(Dataset records)

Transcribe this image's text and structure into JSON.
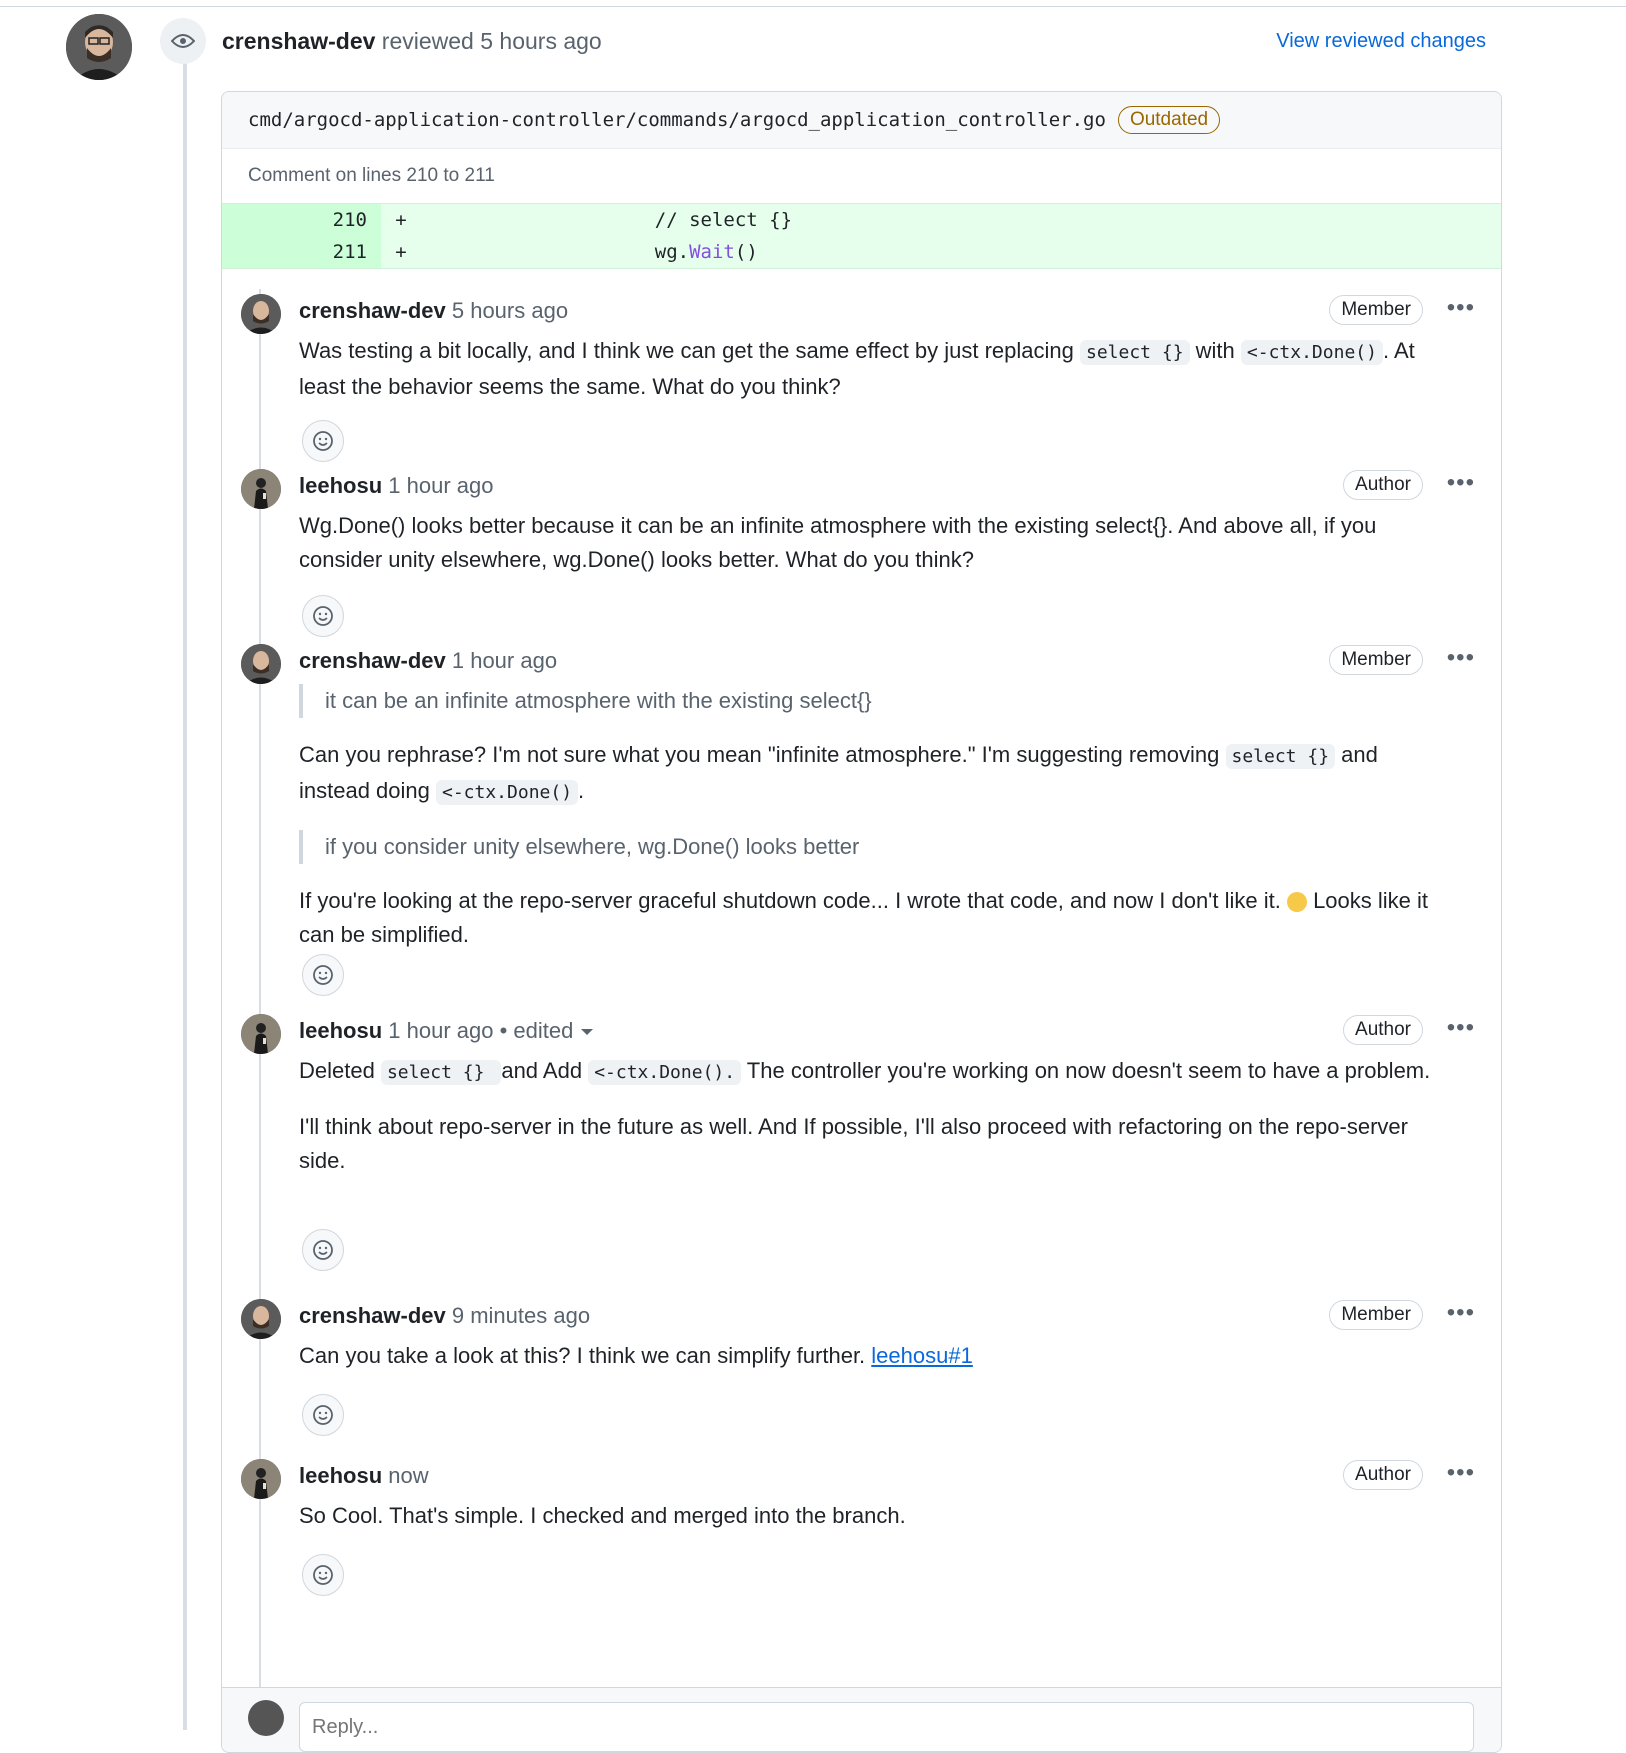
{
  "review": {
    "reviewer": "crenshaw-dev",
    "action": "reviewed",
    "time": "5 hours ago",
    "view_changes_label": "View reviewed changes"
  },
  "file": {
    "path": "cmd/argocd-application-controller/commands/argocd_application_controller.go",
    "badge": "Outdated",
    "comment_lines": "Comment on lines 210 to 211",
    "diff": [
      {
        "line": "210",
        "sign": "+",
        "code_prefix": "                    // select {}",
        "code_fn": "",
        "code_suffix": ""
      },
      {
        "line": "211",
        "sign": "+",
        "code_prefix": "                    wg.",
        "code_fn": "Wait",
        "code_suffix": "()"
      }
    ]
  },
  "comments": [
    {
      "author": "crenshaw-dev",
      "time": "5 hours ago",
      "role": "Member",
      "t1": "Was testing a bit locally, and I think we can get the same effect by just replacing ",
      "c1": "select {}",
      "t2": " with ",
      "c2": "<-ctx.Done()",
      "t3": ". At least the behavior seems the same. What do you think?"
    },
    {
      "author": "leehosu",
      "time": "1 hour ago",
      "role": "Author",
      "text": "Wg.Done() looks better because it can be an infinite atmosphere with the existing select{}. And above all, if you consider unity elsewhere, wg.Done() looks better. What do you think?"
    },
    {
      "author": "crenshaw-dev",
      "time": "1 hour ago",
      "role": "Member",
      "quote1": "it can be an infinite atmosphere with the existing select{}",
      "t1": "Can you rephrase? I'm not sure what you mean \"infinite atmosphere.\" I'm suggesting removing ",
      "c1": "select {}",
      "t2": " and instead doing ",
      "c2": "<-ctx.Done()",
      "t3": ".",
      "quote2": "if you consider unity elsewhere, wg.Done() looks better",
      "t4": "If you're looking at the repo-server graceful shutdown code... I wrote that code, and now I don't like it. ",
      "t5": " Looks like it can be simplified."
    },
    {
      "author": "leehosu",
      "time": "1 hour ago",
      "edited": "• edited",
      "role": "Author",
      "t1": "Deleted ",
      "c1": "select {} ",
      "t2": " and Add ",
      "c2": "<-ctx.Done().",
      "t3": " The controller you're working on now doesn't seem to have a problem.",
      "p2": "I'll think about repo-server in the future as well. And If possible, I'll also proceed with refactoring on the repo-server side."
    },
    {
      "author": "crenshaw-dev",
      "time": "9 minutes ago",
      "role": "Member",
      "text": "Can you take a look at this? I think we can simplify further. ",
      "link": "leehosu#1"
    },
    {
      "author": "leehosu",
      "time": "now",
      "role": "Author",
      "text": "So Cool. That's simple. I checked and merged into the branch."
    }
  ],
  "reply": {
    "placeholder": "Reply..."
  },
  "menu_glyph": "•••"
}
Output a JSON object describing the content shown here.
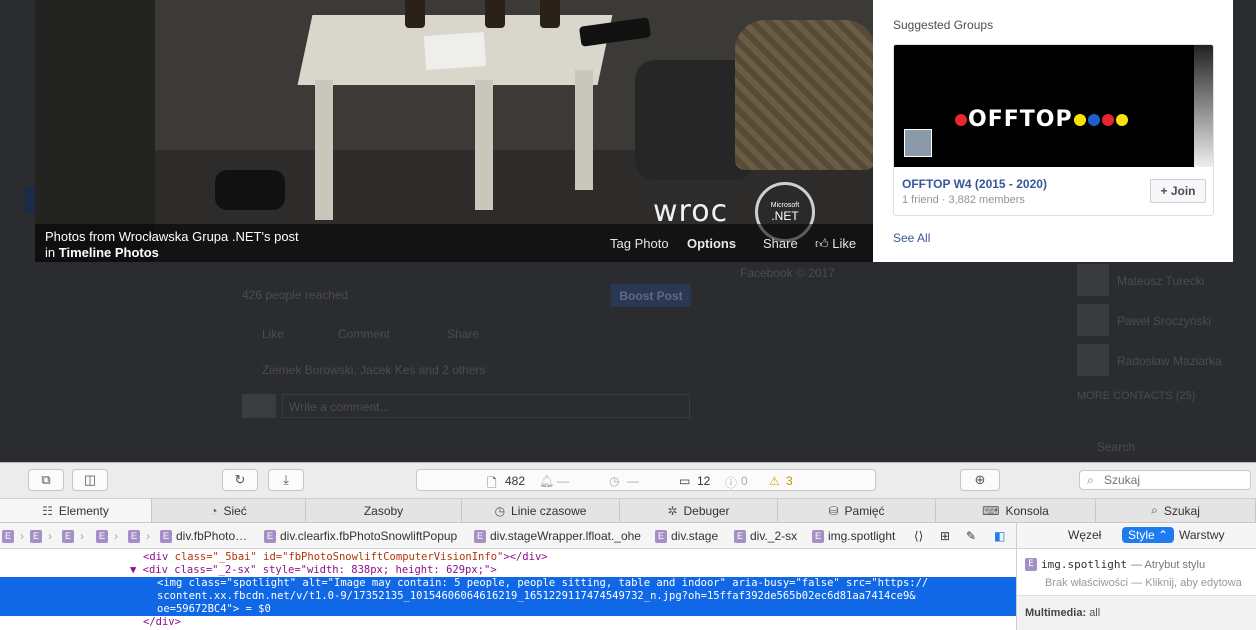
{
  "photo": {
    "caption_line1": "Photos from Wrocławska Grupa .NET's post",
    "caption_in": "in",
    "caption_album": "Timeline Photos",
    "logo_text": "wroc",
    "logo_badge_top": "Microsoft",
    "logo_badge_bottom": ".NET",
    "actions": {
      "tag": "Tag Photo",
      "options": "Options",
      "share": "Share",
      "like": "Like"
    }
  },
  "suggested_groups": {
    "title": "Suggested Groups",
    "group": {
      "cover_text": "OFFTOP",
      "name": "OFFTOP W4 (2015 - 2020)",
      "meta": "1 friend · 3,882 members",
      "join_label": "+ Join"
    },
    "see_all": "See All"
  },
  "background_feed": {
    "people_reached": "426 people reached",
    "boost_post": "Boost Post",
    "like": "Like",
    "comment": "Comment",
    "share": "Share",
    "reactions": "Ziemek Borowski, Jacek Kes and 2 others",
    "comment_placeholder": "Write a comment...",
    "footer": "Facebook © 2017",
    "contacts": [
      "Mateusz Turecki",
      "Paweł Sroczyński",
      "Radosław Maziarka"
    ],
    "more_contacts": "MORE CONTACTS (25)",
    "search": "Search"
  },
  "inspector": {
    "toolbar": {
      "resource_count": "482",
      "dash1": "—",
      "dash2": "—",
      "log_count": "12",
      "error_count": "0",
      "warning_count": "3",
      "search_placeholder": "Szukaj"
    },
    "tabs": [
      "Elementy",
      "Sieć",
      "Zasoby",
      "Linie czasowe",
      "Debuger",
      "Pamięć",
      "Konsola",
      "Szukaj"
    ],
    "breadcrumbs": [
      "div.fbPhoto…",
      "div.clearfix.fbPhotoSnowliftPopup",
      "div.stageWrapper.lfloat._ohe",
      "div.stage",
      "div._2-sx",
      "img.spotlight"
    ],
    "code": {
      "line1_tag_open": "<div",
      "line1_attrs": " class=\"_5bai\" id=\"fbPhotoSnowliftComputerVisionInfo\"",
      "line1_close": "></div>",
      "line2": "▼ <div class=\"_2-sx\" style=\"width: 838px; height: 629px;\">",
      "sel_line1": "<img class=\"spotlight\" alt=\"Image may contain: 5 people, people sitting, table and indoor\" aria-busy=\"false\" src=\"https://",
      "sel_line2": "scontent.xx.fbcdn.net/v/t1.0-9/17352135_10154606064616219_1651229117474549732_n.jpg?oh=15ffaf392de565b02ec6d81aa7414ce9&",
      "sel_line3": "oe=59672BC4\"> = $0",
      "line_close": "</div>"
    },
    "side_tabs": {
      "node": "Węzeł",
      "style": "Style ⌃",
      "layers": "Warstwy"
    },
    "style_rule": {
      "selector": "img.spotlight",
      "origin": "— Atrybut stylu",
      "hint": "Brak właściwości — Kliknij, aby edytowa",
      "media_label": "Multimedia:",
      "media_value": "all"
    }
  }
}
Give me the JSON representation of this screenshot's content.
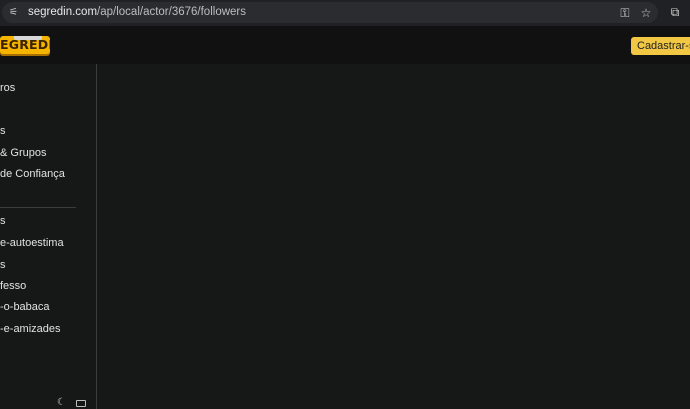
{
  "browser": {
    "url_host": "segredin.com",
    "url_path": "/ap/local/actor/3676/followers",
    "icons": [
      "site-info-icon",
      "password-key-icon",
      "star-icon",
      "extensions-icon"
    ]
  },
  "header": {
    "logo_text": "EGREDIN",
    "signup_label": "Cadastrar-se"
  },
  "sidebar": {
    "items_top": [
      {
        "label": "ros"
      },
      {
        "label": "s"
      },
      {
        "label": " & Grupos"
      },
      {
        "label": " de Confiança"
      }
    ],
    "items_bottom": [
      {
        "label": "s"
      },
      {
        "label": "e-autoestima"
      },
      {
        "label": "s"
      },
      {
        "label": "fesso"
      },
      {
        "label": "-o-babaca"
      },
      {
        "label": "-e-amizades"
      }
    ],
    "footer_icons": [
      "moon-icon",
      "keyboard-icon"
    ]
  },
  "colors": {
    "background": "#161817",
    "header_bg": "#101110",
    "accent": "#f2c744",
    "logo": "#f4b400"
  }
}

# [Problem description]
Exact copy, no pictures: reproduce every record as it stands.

# [Answer space]
Transcribe this image's text and structure into JSON.
{
  "review": {
    "reviewer": "crenshaw-dev",
    "action": "reviewed",
    "time": "5 hours ago",
    "view_changes_label": "View reviewed changes"
  },
  "file": {
    "path": "cmd/argocd-application-controller/commands/argocd_application_controller.go",
    "badge": "Outdated",
    "comment_lines": "Comment on lines 210 to 211",
    "diff": [
      {
        "line": "210",
        "sign": "+",
        "code_prefix": "                    // select {}",
        "code_fn": "",
        "code_suffix": ""
      },
      {
        "line": "211",
        "sign": "+",
        "code_prefix": "                    wg.",
        "code_fn": "Wait",
        "code_suffix": "()"
      }
    ]
  },
  "comments": [
    {
      "author": "crenshaw-dev",
      "time": "5 hours ago",
      "role": "Member",
      "t1": "Was testing a bit locally, and I think we can get the same effect by just replacing ",
      "c1": "select {}",
      "t2": " with ",
      "c2": "<-ctx.Done()",
      "t3": ". At least the behavior seems the same. What do you think?"
    },
    {
      "author": "leehosu",
      "time": "1 hour ago",
      "role": "Author",
      "text": "Wg.Done() looks better because it can be an infinite atmosphere with the existing select{}. And above all, if you consider unity elsewhere, wg.Done() looks better. What do you think?"
    },
    {
      "author": "crenshaw-dev",
      "time": "1 hour ago",
      "role": "Member",
      "quote1": "it can be an infinite atmosphere with the existing select{}",
      "t1": "Can you rephrase? I'm not sure what you mean \"infinite atmosphere.\" I'm suggesting removing ",
      "c1": "select {}",
      "t2": " and instead doing ",
      "c2": "<-ctx.Done()",
      "t3": ".",
      "quote2": "if you consider unity elsewhere, wg.Done() looks better",
      "t4": "If you're looking at the repo-server graceful shutdown code... I wrote that code, and now I don't like it. ",
      "t5": " Looks like it can be simplified."
    },
    {
      "author": "leehosu",
      "time": "1 hour ago",
      "edited": "• edited",
      "role": "Author",
      "t1": "Deleted ",
      "c1": "select {} ",
      "t2": " and Add ",
      "c2": "<-ctx.Done().",
      "t3": " The controller you're working on now doesn't seem to have a problem.",
      "p2": "I'll think about repo-server in the future as well. And If possible, I'll also proceed with refactoring on the repo-server side."
    },
    {
      "author": "crenshaw-dev",
      "time": "9 minutes ago",
      "role": "Member",
      "text": "Can you take a look at this? I think we can simplify further. ",
      "link": "leehosu#1"
    },
    {
      "author": "leehosu",
      "time": "now",
      "role": "Author",
      "text": "So Cool. That's simple. I checked and merged into the branch."
    }
  ],
  "reply": {
    "placeholder": "Reply..."
  },
  "menu_glyph": "•••"
}
Output a JSON object describing the content shown here.
{
  "photo": {
    "caption_line1": "Photos from Wrocławska Grupa .NET's post",
    "caption_in": "in",
    "caption_album": "Timeline Photos",
    "logo_text": "wroc",
    "logo_badge_top": "Microsoft",
    "logo_badge_bottom": ".NET",
    "actions": {
      "tag": "Tag Photo",
      "options": "Options",
      "share": "Share",
      "like": "Like"
    }
  },
  "suggested_groups": {
    "title": "Suggested Groups",
    "group": {
      "cover_text": "OFFTOP",
      "name": "OFFTOP W4 (2015 - 2020)",
      "meta": "1 friend · 3,882 members",
      "join_label": "+ Join"
    },
    "see_all": "See All"
  },
  "background_feed": {
    "people_reached": "426 people reached",
    "boost_post": "Boost Post",
    "like": "Like",
    "comment": "Comment",
    "share": "Share",
    "reactions": "Ziemek Borowski, Jacek Kes and 2 others",
    "comment_placeholder": "Write a comment...",
    "footer": "Facebook © 2017",
    "contacts": [
      "Mateusz Turecki",
      "Paweł Sroczyński",
      "Radosław Maziarka"
    ],
    "more_contacts": "MORE CONTACTS (25)",
    "search": "Search"
  },
  "inspector": {
    "toolbar": {
      "resource_count": "482",
      "dash1": "—",
      "dash2": "—",
      "log_count": "12",
      "error_count": "0",
      "warning_count": "3",
      "search_placeholder": "Szukaj"
    },
    "tabs": [
      "Elementy",
      "Sieć",
      "Zasoby",
      "Linie czasowe",
      "Debuger",
      "Pamięć",
      "Konsola",
      "Szukaj"
    ],
    "breadcrumbs": [
      "div.fbPhoto…",
      "div.clearfix.fbPhotoSnowliftPopup",
      "div.stageWrapper.lfloat._ohe",
      "div.stage",
      "div._2-sx",
      "img.spotlight"
    ],
    "code": {
      "line1_tag_open": "<div",
      "line1_attrs": " class=\"_5bai\" id=\"fbPhotoSnowliftComputerVisionInfo\"",
      "line1_close": "></div>",
      "line2": "▼ <div class=\"_2-sx\" style=\"width: 838px; height: 629px;\">",
      "sel_line1": "<img class=\"spotlight\" alt=\"Image may contain: 5 people, people sitting, table and indoor\" aria-busy=\"false\" src=\"https://",
      "sel_line2": "scontent.xx.fbcdn.net/v/t1.0-9/17352135_10154606064616219_1651229117474549732_n.jpg?oh=15ffaf392de565b02ec6d81aa7414ce9&",
      "sel_line3": "oe=59672BC4\"> = $0",
      "line_close": "</div>"
    },
    "side_tabs": {
      "node": "Węzeł",
      "style": "Style ⌃",
      "layers": "Warstwy"
    },
    "style_rule": {
      "selector": "img.spotlight",
      "origin": "— Atrybut stylu",
      "hint": "Brak właściwości — Kliknij, aby edytowa",
      "media_label": "Multimedia:",
      "media_value": "all"
    }
  }
}
Give me the JSON representation of this screenshot's content.
{
  "browser": {
    "url_host": "segredin.com",
    "url_path": "/ap/local/actor/3676/followers",
    "icons": [
      "site-info-icon",
      "password-key-icon",
      "star-icon",
      "extensions-icon"
    ]
  },
  "header": {
    "logo_text": "EGREDIN",
    "signup_label": "Cadastrar-se"
  },
  "sidebar": {
    "items_top": [
      {
        "label": "ros"
      },
      {
        "label": "s"
      },
      {
        "label": " & Grupos"
      },
      {
        "label": " de Confiança"
      }
    ],
    "items_bottom": [
      {
        "label": "s"
      },
      {
        "label": "e-autoestima"
      },
      {
        "label": "s"
      },
      {
        "label": "fesso"
      },
      {
        "label": "-o-babaca"
      },
      {
        "label": "-e-amizades"
      }
    ],
    "footer_icons": [
      "moon-icon",
      "keyboard-icon"
    ]
  },
  "colors": {
    "background": "#161817",
    "header_bg": "#101110",
    "accent": "#f2c744",
    "logo": "#f4b400"
  }
}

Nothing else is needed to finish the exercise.